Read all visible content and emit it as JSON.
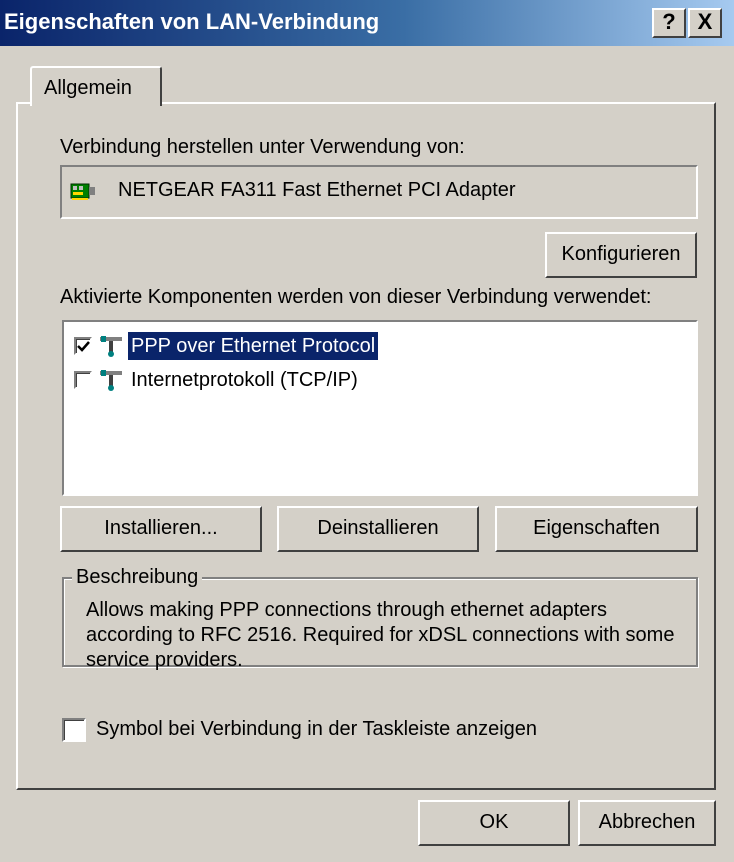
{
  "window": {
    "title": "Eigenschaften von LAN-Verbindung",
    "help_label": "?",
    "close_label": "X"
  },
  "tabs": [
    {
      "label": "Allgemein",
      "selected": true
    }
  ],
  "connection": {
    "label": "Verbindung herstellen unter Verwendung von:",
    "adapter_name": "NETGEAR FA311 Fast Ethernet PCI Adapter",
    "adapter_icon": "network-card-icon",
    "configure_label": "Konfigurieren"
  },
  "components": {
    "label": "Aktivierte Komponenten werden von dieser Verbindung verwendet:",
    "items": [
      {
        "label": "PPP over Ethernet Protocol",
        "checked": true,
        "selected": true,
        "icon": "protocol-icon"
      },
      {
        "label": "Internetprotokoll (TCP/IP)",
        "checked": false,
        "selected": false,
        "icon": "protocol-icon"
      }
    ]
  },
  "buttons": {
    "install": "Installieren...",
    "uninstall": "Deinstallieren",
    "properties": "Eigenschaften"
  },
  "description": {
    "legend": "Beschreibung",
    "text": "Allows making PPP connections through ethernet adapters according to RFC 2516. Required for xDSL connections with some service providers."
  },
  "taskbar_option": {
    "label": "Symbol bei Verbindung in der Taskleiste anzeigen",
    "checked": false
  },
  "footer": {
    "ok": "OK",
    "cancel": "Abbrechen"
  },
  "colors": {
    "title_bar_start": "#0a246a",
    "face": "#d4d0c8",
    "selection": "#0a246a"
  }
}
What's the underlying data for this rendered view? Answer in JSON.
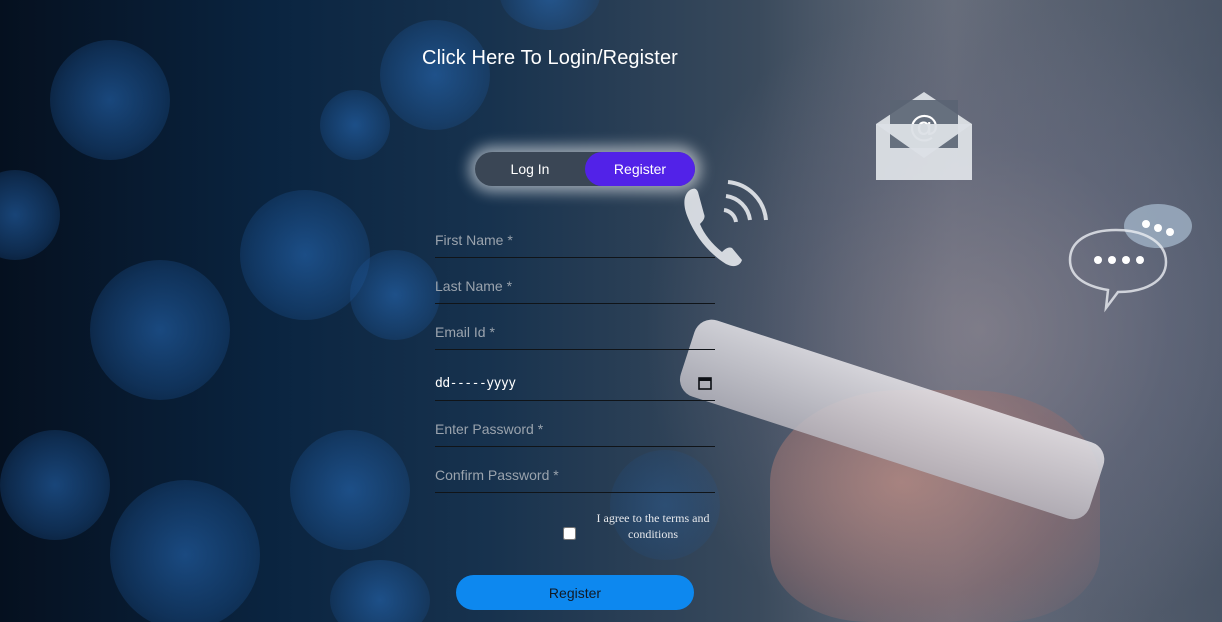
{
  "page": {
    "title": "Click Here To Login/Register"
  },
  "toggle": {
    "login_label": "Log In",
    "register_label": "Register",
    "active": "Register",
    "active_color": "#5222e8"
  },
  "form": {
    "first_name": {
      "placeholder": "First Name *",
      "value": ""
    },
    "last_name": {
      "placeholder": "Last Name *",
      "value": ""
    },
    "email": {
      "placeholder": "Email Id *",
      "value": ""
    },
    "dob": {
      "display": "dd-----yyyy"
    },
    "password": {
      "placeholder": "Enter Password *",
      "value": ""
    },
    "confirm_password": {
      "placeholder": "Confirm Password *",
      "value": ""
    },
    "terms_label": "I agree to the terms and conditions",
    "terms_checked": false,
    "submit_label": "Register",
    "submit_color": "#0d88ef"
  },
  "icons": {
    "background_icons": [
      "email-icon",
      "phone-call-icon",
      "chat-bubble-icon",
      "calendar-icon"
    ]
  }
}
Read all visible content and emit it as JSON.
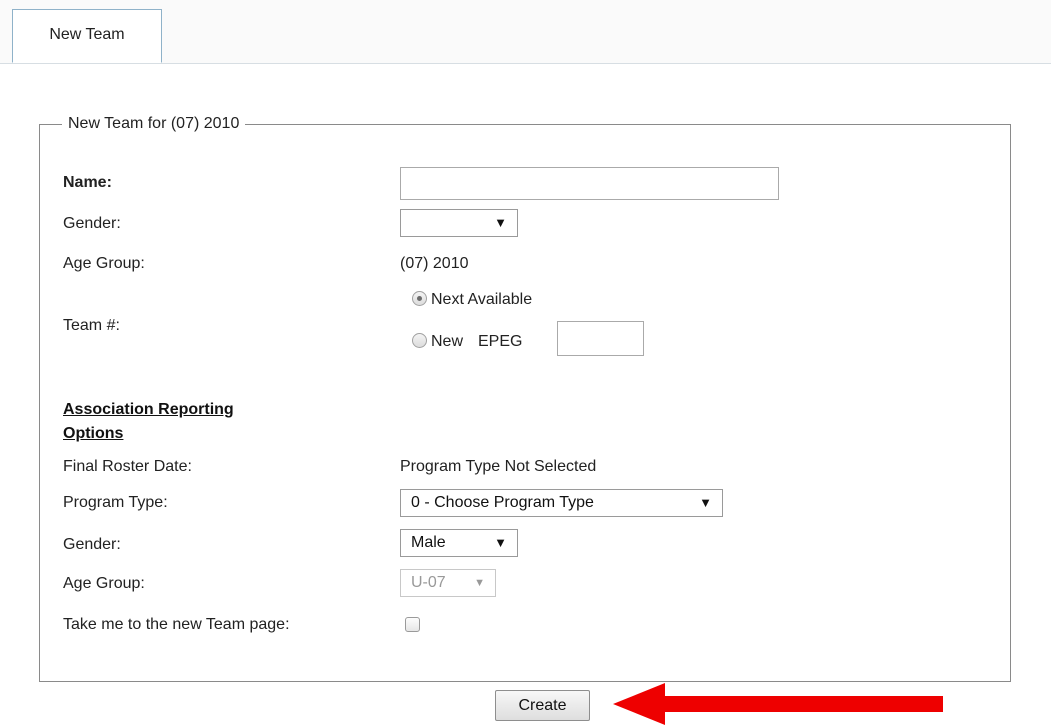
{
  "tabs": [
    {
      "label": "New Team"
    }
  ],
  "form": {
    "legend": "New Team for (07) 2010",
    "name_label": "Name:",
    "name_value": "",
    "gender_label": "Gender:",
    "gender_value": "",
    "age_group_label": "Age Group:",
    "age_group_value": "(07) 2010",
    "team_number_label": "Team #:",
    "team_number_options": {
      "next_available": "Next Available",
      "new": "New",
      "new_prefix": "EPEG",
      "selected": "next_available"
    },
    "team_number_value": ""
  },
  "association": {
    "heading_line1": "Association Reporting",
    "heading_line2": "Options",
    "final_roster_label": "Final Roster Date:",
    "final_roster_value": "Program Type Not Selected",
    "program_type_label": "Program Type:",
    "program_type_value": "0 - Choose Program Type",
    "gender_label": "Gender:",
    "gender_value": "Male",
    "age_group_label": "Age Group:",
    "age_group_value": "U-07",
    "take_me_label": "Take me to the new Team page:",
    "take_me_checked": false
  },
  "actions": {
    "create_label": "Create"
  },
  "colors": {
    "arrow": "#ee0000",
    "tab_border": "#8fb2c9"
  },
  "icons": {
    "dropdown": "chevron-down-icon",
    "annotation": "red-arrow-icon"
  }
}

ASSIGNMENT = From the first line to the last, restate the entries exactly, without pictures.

ANSWER TO THIS PROBLEM =
Read all visible content and emit it as JSON.
{
  "window": {
    "title": "Eigenschaften von LAN-Verbindung",
    "help_label": "?",
    "close_label": "X"
  },
  "tabs": [
    {
      "label": "Allgemein",
      "selected": true
    }
  ],
  "connection": {
    "label": "Verbindung herstellen unter Verwendung von:",
    "adapter_name": "NETGEAR FA311 Fast Ethernet PCI Adapter",
    "adapter_icon": "network-card-icon",
    "configure_label": "Konfigurieren"
  },
  "components": {
    "label": "Aktivierte Komponenten werden von dieser Verbindung verwendet:",
    "items": [
      {
        "label": "PPP over Ethernet Protocol",
        "checked": true,
        "selected": true,
        "icon": "protocol-icon"
      },
      {
        "label": "Internetprotokoll (TCP/IP)",
        "checked": false,
        "selected": false,
        "icon": "protocol-icon"
      }
    ]
  },
  "buttons": {
    "install": "Installieren...",
    "uninstall": "Deinstallieren",
    "properties": "Eigenschaften"
  },
  "description": {
    "legend": "Beschreibung",
    "text": "Allows making PPP connections through ethernet adapters according to RFC 2516. Required for xDSL connections with some service providers."
  },
  "taskbar_option": {
    "label": "Symbol bei Verbindung in der Taskleiste anzeigen",
    "checked": false
  },
  "footer": {
    "ok": "OK",
    "cancel": "Abbrechen"
  },
  "colors": {
    "title_bar_start": "#0a246a",
    "face": "#d4d0c8",
    "selection": "#0a246a"
  }
}
What's the underlying data for this rendered view? Answer in JSON.
{
  "page": {
    "title": "Click Here To Login/Register"
  },
  "toggle": {
    "login_label": "Log In",
    "register_label": "Register",
    "active": "Register",
    "active_color": "#5222e8"
  },
  "form": {
    "first_name": {
      "placeholder": "First Name *",
      "value": ""
    },
    "last_name": {
      "placeholder": "Last Name *",
      "value": ""
    },
    "email": {
      "placeholder": "Email Id *",
      "value": ""
    },
    "dob": {
      "display": "dd-----yyyy"
    },
    "password": {
      "placeholder": "Enter Password *",
      "value": ""
    },
    "confirm_password": {
      "placeholder": "Confirm Password *",
      "value": ""
    },
    "terms_label": "I agree to the terms and conditions",
    "terms_checked": false,
    "submit_label": "Register",
    "submit_color": "#0d88ef"
  },
  "icons": {
    "background_icons": [
      "email-icon",
      "phone-call-icon",
      "chat-bubble-icon",
      "calendar-icon"
    ]
  }
}
Read all visible content and emit it as JSON.
{
  "tabs": [
    {
      "label": "New Team"
    }
  ],
  "form": {
    "legend": "New Team for (07) 2010",
    "name_label": "Name:",
    "name_value": "",
    "gender_label": "Gender:",
    "gender_value": "",
    "age_group_label": "Age Group:",
    "age_group_value": "(07) 2010",
    "team_number_label": "Team #:",
    "team_number_options": {
      "next_available": "Next Available",
      "new": "New",
      "new_prefix": "EPEG",
      "selected": "next_available"
    },
    "team_number_value": ""
  },
  "association": {
    "heading_line1": "Association Reporting",
    "heading_line2": "Options",
    "final_roster_label": "Final Roster Date:",
    "final_roster_value": "Program Type Not Selected",
    "program_type_label": "Program Type:",
    "program_type_value": "0 - Choose Program Type",
    "gender_label": "Gender:",
    "gender_value": "Male",
    "age_group_label": "Age Group:",
    "age_group_value": "U-07",
    "take_me_label": "Take me to the new Team page:",
    "take_me_checked": false
  },
  "actions": {
    "create_label": "Create"
  },
  "colors": {
    "arrow": "#ee0000",
    "tab_border": "#8fb2c9"
  },
  "icons": {
    "dropdown": "chevron-down-icon",
    "annotation": "red-arrow-icon"
  }
}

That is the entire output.